#### Data for review:
-*-
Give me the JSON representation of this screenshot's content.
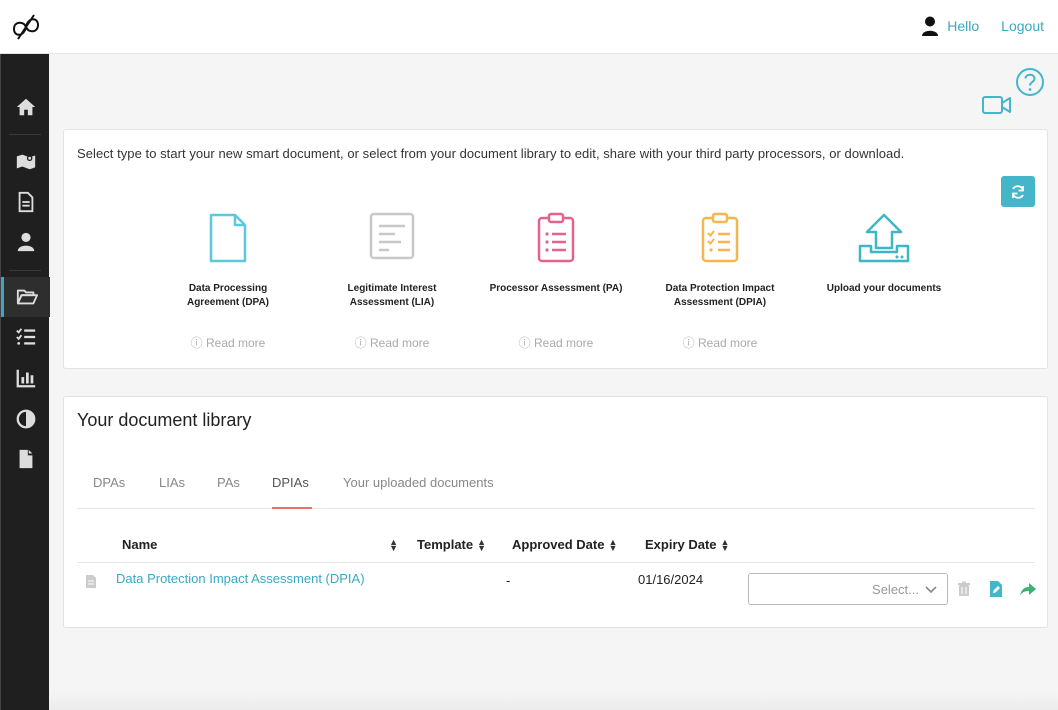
{
  "header": {
    "logo_icon": "infinity-logo-icon",
    "user_icon": "user-icon",
    "hello_label": "Hello",
    "logout_label": "Logout"
  },
  "sidebar": {
    "items": [
      {
        "icon": "home-icon"
      },
      {
        "icon": "map-icon"
      },
      {
        "icon": "document-icon"
      },
      {
        "icon": "user-icon"
      },
      {
        "icon": "folder-open-icon",
        "active": true
      },
      {
        "icon": "checklist-icon"
      },
      {
        "icon": "bar-chart-icon"
      },
      {
        "icon": "contrast-icon"
      },
      {
        "icon": "file-icon"
      }
    ]
  },
  "toolbar": {
    "help_icon": "question-circle-icon",
    "video_icon": "video-camera-icon"
  },
  "new_document": {
    "intro": "Select type to start your new smart document, or select from your document library to edit, share with your third party processors, or download.",
    "refresh_icon": "refresh-icon",
    "types": [
      {
        "label_line1": "Data Processing",
        "label_line2": "Agreement (DPA)",
        "read_more": "ⓘ Read more",
        "color": "#5bc8dd"
      },
      {
        "label_line1": "Legitimate Interest",
        "label_line2": "Assessment (LIA)",
        "read_more": "ⓘ Read more",
        "color": "#c8c8c8"
      },
      {
        "label_line1": "Processor Assessment (PA)",
        "label_line2": "",
        "read_more": "ⓘ Read more",
        "color": "#e5628a"
      },
      {
        "label_line1": "Data Protection Impact",
        "label_line2": "Assessment (DPIA)",
        "read_more": "ⓘ Read more",
        "color": "#f3b74c"
      },
      {
        "label_line1": "Upload your documents",
        "label_line2": "",
        "read_more": "",
        "color": "#3fb6c5"
      }
    ]
  },
  "library": {
    "title": "Your document library",
    "tabs": [
      {
        "label": "DPAs"
      },
      {
        "label": "LIAs"
      },
      {
        "label": "PAs"
      },
      {
        "label": "DPIAs",
        "active": true
      },
      {
        "label": "Your uploaded documents"
      }
    ],
    "columns": {
      "name": "Name",
      "template": "Template",
      "approved": "Approved Date",
      "expiry": "Expiry Date"
    },
    "rows": [
      {
        "name": "Data Protection Impact Assessment (DPIA)",
        "template": "-",
        "approved": "",
        "expiry": "01/16/2024",
        "select_placeholder": "Select...",
        "icons": [
          "trash-icon",
          "edit-document-icon",
          "share-icon"
        ]
      }
    ]
  }
}
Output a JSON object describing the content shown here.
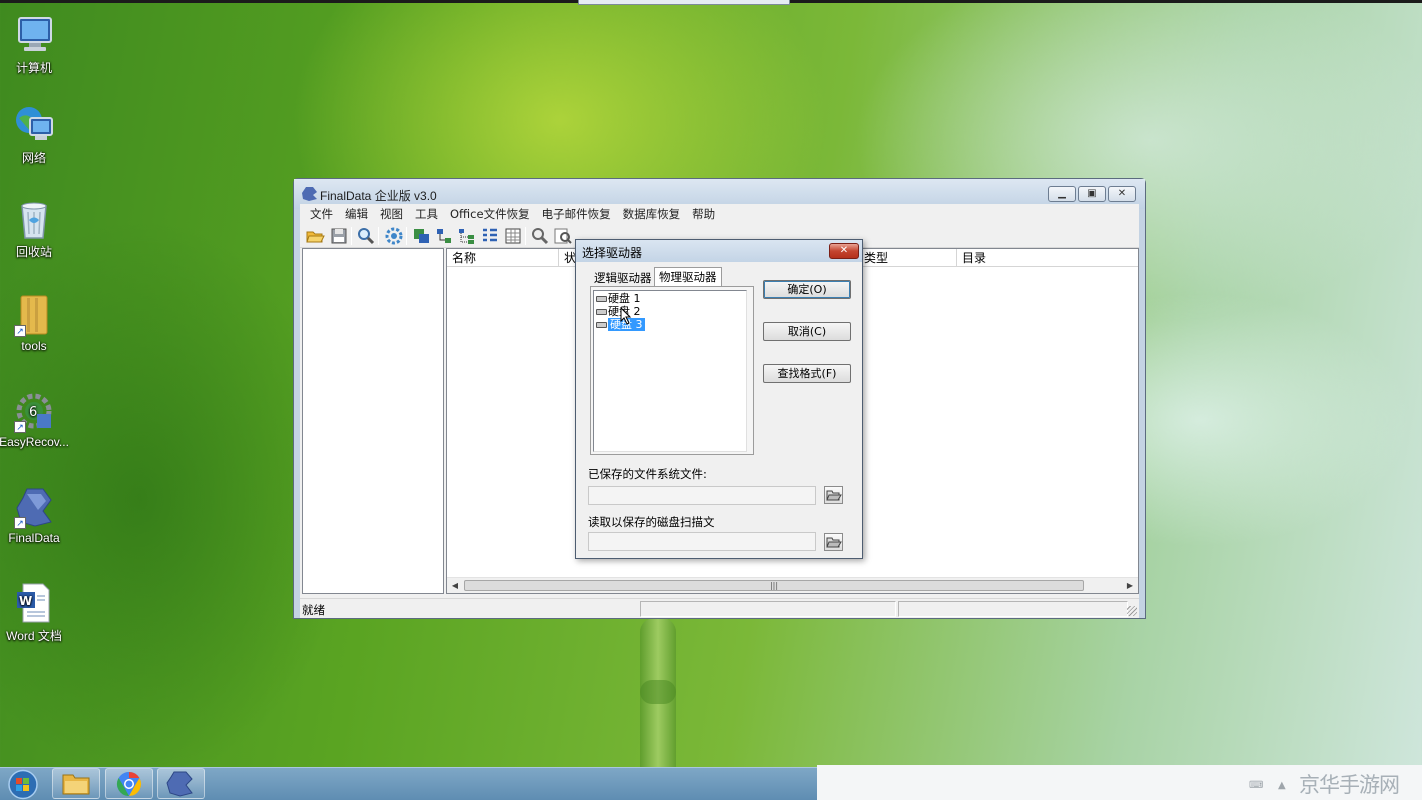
{
  "desktop": {
    "icons": [
      {
        "label": "计算机"
      },
      {
        "label": "网络"
      },
      {
        "label": "回收站"
      },
      {
        "label": "tools"
      },
      {
        "label": "EasyRecov..."
      },
      {
        "label": "FinalData"
      },
      {
        "label": "Word 文档"
      }
    ]
  },
  "window": {
    "title": "FinalData 企业版 v3.0",
    "menu": [
      "文件",
      "编辑",
      "视图",
      "工具",
      "Office文件恢复",
      "电子邮件恢复",
      "数据库恢复",
      "帮助"
    ],
    "columns": [
      "名称",
      "状",
      "类型",
      "目录"
    ],
    "status": "就绪"
  },
  "dialog": {
    "title": "选择驱动器",
    "tabs": [
      "逻辑驱动器",
      "物理驱动器"
    ],
    "drives": [
      "硬盘 1",
      "硬盘 2",
      "硬盘 3"
    ],
    "selected_drive": "硬盘 3",
    "buttons": {
      "ok": "确定(O)",
      "cancel": "取消(C)",
      "find_format": "查找格式(F)"
    },
    "saved_fs_label": "已保存的文件系统文件:",
    "read_scan_label": "读取以保存的磁盘扫描文"
  },
  "watermark": "京华手游网",
  "colors": {
    "selection": "#3399ff",
    "taskbar": "#6f9abb",
    "close_button": "#c4442f"
  }
}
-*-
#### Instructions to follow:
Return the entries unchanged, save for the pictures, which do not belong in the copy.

#### Task response:
Give me the JSON representation of this screenshot's content.
{
  "header": {
    "logo_icon": "infinity-logo-icon",
    "user_icon": "user-icon",
    "hello_label": "Hello",
    "logout_label": "Logout"
  },
  "sidebar": {
    "items": [
      {
        "icon": "home-icon"
      },
      {
        "icon": "map-icon"
      },
      {
        "icon": "document-icon"
      },
      {
        "icon": "user-icon"
      },
      {
        "icon": "folder-open-icon",
        "active": true
      },
      {
        "icon": "checklist-icon"
      },
      {
        "icon": "bar-chart-icon"
      },
      {
        "icon": "contrast-icon"
      },
      {
        "icon": "file-icon"
      }
    ]
  },
  "toolbar": {
    "help_icon": "question-circle-icon",
    "video_icon": "video-camera-icon"
  },
  "new_document": {
    "intro": "Select type to start your new smart document, or select from your document library to edit, share with your third party processors, or download.",
    "refresh_icon": "refresh-icon",
    "types": [
      {
        "label_line1": "Data Processing",
        "label_line2": "Agreement (DPA)",
        "read_more": "ⓘ Read more",
        "color": "#5bc8dd"
      },
      {
        "label_line1": "Legitimate Interest",
        "label_line2": "Assessment (LIA)",
        "read_more": "ⓘ Read more",
        "color": "#c8c8c8"
      },
      {
        "label_line1": "Processor Assessment (PA)",
        "label_line2": "",
        "read_more": "ⓘ Read more",
        "color": "#e5628a"
      },
      {
        "label_line1": "Data Protection Impact",
        "label_line2": "Assessment (DPIA)",
        "read_more": "ⓘ Read more",
        "color": "#f3b74c"
      },
      {
        "label_line1": "Upload your documents",
        "label_line2": "",
        "read_more": "",
        "color": "#3fb6c5"
      }
    ]
  },
  "library": {
    "title": "Your document library",
    "tabs": [
      {
        "label": "DPAs"
      },
      {
        "label": "LIAs"
      },
      {
        "label": "PAs"
      },
      {
        "label": "DPIAs",
        "active": true
      },
      {
        "label": "Your uploaded documents"
      }
    ],
    "columns": {
      "name": "Name",
      "template": "Template",
      "approved": "Approved Date",
      "expiry": "Expiry Date"
    },
    "rows": [
      {
        "name": "Data Protection Impact Assessment (DPIA)",
        "template": "-",
        "approved": "",
        "expiry": "01/16/2024",
        "select_placeholder": "Select...",
        "icons": [
          "trash-icon",
          "edit-document-icon",
          "share-icon"
        ]
      }
    ]
  }
}
Output a JSON object describing the content shown here.
{
  "desktop": {
    "icons": [
      {
        "label": "计算机"
      },
      {
        "label": "网络"
      },
      {
        "label": "回收站"
      },
      {
        "label": "tools"
      },
      {
        "label": "EasyRecov..."
      },
      {
        "label": "FinalData"
      },
      {
        "label": "Word 文档"
      }
    ]
  },
  "window": {
    "title": "FinalData 企业版 v3.0",
    "menu": [
      "文件",
      "编辑",
      "视图",
      "工具",
      "Office文件恢复",
      "电子邮件恢复",
      "数据库恢复",
      "帮助"
    ],
    "columns": [
      "名称",
      "状",
      "类型",
      "目录"
    ],
    "status": "就绪"
  },
  "dialog": {
    "title": "选择驱动器",
    "tabs": [
      "逻辑驱动器",
      "物理驱动器"
    ],
    "drives": [
      "硬盘 1",
      "硬盘 2",
      "硬盘 3"
    ],
    "selected_drive": "硬盘 3",
    "buttons": {
      "ok": "确定(O)",
      "cancel": "取消(C)",
      "find_format": "查找格式(F)"
    },
    "saved_fs_label": "已保存的文件系统文件:",
    "read_scan_label": "读取以保存的磁盘扫描文"
  },
  "watermark": "京华手游网",
  "colors": {
    "selection": "#3399ff",
    "taskbar": "#6f9abb",
    "close_button": "#c4442f"
  }
}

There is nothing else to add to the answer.